A digital billboard in a cityscape features an advertisement with a pregnant woman holding two bagels over her chest. The text reads, "Just Add Milk with Molly Baz" and includes a website URL "sweetmilk.com/mollybaz." Surrounding the billboard are buildings and a Crown Plaza hotel.
The offending billboard displayed in Times Square. | Swehl

A billboard ad for a breastfeeding company showing a photograph of pregnant American cook Molly Baz holding two cookies to her breasts has been banned from Times Square for violating guidelines on “acceptable content.”

Swehl, the start-up behind the ad, shared a post by Baz in which she expresses her extreme disappointment but adds she is “not at all surprised that our cheeky little breastfeeding empowerment campaign was deemed ‘inappropriate’ by Clear Channel Outdoor”. That’s the company that controls most billboards in Times Square.

The New York Times reports that the ad was scheduled to be displayed for a week, playing for the first minute of every hour. But the ad was pulled three days into its stint and has now been replaced with another image from the campaign that does not prominently feature Baz’s breasts.

Baz was quick to point out the hypocrisy; sharing other billboard ads featuring photos of half-naked pop artist Sza in her underwear and a raunchy set of photos advertising Michael Kors underwear.

A pregnant woman in a white outfit holds two pastries over her chest. Above her, in white text, are the words "Just Add Milk" against a blue background.
Monroe Alvarez

“Take one look at the landscape of other billboards in Times Square and I think you’ll see the irony,” Baz writes on Instagram. “Bring on the lingerie so long as it satiates the male gaze.”

The photograph was taken by Monroe Alvarez, a portrait and lifestyle photographer who shot the offending photo on a giant blue screen on an outdoor set.

The product that the billboard was advertising is Baz’s Big Titty Cookies recipe which Swehl says simulates milk production.

The photo and the withdrawal have sparked debate online with not everyone agreeing with Baz.

“Which one is tasteless, the cookie or the photo?” Writes one Instagram user.

But another writes: “Incredible billboard that empowers mothers to feel secure utilizing their natural milk production! Somehow, that’s offensive, but showing less dressed women for the sake of selling clothes is just fine?”

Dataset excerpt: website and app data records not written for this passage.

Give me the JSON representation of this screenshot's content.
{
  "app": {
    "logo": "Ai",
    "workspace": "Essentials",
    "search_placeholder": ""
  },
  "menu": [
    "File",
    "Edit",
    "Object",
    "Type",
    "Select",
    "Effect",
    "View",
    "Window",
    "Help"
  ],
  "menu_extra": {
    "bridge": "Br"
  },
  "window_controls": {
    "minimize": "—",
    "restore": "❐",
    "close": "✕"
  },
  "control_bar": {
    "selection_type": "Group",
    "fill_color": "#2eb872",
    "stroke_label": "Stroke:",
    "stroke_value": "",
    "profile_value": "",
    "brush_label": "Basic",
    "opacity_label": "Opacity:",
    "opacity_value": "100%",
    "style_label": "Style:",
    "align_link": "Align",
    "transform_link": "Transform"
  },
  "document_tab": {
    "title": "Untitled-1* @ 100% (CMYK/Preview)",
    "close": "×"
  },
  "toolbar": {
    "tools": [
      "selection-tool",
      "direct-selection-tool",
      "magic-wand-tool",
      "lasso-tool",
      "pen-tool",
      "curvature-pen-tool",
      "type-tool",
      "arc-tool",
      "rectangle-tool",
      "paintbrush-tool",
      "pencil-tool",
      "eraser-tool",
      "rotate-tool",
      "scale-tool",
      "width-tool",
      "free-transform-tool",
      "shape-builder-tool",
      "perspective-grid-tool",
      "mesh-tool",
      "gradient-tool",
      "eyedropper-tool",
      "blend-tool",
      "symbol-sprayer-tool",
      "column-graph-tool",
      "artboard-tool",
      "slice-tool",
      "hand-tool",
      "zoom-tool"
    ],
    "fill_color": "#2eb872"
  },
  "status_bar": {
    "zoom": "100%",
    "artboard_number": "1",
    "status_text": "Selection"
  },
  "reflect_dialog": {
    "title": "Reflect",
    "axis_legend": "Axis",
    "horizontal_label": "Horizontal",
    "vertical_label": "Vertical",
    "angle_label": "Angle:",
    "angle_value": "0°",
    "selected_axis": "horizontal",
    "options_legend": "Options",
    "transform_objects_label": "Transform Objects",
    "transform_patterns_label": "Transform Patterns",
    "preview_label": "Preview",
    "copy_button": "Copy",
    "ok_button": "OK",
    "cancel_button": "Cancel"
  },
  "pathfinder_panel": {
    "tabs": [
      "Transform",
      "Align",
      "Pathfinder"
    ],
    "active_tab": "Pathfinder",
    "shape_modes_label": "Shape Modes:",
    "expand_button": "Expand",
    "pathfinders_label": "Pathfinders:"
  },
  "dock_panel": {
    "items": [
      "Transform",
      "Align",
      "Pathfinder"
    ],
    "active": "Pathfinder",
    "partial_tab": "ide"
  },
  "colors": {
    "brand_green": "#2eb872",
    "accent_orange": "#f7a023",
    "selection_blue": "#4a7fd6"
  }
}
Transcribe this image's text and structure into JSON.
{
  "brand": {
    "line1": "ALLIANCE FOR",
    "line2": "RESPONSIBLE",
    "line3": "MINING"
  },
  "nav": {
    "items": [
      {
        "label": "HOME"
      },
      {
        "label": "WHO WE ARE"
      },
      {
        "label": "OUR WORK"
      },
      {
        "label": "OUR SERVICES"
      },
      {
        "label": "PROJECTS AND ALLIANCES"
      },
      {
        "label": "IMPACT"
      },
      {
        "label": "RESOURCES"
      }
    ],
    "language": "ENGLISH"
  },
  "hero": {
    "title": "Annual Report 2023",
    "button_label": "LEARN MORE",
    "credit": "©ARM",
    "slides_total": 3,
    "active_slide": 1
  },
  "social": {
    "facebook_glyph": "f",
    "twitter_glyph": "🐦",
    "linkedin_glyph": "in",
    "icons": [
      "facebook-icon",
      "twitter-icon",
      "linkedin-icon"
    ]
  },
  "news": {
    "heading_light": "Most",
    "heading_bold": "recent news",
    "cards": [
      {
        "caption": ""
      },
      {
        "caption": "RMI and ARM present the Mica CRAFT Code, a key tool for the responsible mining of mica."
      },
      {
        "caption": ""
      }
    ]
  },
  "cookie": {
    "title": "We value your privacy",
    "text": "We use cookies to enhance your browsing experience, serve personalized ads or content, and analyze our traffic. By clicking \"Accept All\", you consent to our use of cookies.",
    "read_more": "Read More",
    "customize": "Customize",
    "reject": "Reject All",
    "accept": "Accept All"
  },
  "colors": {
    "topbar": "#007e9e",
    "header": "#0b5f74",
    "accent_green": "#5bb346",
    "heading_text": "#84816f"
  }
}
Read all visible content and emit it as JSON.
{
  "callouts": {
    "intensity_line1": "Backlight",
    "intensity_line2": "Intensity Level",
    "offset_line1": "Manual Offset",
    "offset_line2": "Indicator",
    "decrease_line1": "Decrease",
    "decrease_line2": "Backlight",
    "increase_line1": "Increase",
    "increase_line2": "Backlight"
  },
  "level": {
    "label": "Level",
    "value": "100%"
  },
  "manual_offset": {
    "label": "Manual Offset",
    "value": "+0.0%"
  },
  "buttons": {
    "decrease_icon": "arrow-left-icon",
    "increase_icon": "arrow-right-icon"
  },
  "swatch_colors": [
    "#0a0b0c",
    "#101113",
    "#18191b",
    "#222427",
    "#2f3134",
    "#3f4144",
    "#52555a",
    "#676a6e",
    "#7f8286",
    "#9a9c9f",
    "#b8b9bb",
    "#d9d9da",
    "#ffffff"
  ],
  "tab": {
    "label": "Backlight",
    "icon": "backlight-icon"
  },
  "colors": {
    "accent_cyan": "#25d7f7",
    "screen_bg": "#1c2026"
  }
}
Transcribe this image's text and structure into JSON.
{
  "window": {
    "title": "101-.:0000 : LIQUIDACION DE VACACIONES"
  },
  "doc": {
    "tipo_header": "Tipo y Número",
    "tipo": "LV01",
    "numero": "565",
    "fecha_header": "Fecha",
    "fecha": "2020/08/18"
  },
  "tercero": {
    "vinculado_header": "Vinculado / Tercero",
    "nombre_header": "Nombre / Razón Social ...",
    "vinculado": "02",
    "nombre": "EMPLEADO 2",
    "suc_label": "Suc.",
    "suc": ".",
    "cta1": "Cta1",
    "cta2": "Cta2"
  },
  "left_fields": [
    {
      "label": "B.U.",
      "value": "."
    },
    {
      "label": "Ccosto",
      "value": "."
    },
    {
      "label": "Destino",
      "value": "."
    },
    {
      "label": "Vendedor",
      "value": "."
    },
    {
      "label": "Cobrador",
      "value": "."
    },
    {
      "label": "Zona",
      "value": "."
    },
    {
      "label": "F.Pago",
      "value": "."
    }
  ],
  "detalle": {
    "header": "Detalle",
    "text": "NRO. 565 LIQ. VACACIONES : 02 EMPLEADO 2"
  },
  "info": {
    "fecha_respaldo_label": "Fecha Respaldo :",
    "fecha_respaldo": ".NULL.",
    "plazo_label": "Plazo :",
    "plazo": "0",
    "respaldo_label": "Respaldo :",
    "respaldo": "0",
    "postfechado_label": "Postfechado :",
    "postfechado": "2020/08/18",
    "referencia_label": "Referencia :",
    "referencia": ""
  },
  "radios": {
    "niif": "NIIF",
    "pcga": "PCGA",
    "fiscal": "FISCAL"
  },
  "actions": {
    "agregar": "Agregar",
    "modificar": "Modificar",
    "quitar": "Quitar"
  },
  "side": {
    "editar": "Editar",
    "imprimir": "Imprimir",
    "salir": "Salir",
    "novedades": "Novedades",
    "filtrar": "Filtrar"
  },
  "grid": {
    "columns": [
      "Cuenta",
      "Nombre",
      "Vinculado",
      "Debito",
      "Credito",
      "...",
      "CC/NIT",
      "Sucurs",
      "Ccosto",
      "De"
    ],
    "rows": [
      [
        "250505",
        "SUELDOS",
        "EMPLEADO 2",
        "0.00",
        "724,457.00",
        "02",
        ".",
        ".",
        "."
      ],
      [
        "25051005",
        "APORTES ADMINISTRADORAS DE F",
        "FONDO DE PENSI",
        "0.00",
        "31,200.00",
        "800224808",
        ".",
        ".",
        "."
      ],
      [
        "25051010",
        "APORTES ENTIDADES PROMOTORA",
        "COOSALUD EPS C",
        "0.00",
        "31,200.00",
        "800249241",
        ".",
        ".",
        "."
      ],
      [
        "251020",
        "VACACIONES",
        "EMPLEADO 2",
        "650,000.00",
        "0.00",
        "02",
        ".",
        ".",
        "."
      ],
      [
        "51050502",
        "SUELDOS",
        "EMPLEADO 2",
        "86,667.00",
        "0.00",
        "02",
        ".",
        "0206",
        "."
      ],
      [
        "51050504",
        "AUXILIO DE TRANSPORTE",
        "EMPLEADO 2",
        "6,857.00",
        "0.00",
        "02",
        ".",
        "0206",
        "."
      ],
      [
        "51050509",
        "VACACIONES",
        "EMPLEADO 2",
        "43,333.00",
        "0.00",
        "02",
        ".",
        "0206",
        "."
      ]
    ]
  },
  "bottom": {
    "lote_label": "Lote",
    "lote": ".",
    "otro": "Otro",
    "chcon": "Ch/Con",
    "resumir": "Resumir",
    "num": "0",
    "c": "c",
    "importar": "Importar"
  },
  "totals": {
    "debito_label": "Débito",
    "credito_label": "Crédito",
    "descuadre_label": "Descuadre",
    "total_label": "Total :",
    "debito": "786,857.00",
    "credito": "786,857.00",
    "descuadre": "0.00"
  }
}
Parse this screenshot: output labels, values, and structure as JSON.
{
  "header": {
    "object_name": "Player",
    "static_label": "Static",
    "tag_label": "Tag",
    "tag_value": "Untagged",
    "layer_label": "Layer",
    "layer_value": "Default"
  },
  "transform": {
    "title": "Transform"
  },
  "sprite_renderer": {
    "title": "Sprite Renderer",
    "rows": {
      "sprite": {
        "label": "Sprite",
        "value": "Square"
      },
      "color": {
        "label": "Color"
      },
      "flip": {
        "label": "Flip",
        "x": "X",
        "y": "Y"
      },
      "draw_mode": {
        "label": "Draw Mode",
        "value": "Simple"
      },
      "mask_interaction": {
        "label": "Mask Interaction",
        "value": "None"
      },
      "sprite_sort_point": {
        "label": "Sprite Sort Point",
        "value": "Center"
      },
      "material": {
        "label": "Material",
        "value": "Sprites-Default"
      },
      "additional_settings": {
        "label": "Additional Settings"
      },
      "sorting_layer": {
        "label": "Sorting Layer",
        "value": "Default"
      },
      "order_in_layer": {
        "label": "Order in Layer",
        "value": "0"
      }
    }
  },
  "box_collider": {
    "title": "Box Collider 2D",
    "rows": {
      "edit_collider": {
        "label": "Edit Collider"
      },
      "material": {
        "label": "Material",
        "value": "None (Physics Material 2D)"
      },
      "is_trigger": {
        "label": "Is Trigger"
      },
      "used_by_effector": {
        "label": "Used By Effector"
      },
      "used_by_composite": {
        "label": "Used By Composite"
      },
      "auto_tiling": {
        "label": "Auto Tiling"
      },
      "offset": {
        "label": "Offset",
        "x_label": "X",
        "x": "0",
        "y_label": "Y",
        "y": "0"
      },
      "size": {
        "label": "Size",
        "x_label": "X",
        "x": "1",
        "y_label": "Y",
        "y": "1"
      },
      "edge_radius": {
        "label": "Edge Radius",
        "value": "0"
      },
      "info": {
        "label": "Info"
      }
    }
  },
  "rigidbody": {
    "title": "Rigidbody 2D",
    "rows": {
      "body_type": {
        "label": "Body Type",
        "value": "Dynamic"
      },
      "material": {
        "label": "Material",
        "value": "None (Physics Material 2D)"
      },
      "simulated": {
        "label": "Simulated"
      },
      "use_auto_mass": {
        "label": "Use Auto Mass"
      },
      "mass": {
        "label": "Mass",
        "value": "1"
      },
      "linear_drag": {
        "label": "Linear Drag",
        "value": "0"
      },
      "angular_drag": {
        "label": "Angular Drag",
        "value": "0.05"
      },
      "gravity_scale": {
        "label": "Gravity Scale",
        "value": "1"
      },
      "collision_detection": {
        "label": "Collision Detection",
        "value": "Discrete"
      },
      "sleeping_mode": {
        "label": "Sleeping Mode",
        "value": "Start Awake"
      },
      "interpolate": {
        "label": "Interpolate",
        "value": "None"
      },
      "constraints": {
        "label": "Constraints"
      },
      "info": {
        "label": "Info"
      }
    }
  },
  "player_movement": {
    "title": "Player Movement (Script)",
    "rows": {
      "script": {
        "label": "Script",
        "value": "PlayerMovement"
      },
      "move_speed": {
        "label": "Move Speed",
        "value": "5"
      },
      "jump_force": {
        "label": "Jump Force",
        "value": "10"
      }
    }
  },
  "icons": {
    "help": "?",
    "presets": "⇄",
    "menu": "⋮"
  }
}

Advertisements for women’s health have proven controversial with ads for period products not being allowed to feature red liquid until 2017.

Image credits: Photographs courtesy of Swehl.